**Task description:** Copy each line of the material beneath that holds the word "Future".

**Data for this exercise:**
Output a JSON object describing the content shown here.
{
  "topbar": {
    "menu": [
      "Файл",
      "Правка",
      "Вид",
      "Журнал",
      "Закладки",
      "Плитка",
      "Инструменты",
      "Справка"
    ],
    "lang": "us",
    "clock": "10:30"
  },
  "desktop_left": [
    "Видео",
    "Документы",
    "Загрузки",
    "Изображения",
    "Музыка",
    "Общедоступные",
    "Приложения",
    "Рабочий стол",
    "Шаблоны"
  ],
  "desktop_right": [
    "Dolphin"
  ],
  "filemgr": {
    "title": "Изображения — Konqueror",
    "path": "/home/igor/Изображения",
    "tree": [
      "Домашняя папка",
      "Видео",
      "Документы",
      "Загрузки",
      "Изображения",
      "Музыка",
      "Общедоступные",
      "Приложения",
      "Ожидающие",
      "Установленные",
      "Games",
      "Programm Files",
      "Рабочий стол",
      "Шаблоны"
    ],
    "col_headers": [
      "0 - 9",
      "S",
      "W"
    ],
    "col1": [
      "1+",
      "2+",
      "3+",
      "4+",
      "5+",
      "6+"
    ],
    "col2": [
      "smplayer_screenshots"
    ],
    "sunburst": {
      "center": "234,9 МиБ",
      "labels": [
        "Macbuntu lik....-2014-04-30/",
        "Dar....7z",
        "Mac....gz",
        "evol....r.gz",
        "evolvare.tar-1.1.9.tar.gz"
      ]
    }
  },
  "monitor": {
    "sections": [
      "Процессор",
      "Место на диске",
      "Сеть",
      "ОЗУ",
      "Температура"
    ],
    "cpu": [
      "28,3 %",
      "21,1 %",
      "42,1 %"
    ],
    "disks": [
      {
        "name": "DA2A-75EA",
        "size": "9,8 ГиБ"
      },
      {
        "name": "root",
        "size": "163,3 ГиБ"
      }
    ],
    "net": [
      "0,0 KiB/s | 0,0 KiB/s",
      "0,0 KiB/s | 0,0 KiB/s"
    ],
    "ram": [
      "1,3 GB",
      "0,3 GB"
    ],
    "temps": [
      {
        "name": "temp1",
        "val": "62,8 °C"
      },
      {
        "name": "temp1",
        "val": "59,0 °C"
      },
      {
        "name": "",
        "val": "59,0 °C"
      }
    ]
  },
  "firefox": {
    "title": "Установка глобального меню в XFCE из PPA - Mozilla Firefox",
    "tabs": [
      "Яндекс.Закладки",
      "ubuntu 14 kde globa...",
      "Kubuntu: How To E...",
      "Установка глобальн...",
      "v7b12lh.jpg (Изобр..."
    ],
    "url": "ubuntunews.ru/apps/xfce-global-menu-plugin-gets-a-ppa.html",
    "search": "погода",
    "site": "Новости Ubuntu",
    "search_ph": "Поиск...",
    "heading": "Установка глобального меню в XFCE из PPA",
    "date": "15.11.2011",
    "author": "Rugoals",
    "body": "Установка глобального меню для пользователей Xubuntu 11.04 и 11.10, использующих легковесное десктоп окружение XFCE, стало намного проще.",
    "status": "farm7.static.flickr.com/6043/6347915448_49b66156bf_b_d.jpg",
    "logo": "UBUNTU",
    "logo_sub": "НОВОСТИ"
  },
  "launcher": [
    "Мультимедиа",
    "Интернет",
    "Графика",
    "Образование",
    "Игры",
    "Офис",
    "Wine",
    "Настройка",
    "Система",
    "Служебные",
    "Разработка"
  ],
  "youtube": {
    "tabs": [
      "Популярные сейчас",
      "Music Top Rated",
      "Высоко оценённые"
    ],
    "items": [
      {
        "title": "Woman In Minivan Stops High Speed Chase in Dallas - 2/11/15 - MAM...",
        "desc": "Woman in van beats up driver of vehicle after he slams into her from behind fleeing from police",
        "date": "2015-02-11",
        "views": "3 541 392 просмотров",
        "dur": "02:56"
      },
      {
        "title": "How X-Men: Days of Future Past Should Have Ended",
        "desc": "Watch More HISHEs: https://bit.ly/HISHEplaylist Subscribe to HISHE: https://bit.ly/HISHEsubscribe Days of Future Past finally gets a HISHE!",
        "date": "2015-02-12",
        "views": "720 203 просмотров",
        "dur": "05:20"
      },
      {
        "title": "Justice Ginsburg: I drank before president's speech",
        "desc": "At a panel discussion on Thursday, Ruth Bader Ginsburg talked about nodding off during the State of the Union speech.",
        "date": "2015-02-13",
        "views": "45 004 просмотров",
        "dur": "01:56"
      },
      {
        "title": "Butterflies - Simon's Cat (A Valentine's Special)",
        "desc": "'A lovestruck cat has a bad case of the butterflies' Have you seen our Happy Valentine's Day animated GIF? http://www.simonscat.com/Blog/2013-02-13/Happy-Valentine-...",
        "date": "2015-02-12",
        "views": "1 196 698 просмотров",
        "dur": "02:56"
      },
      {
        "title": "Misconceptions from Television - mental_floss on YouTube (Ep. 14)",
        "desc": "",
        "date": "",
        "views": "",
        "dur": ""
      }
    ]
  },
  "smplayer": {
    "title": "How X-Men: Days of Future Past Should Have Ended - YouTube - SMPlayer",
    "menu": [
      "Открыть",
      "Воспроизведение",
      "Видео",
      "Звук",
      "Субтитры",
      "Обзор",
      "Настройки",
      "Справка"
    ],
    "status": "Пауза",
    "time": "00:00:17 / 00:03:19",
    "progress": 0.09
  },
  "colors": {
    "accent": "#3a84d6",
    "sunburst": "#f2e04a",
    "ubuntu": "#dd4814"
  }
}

**Solution for this problem:**
        "title": "How X-Men: Days of Future Past Should Have Ended",
        "desc": "Watch More HISHEs: https://bit.ly/HISHEplaylist Subscribe to HISHE: https://bit.ly/HISHEsubscribe Days of Future Past finally gets a HISHE!",
    "title": "How X-Men: Days of Future Past Should Have Ended - YouTube - SMPlayer",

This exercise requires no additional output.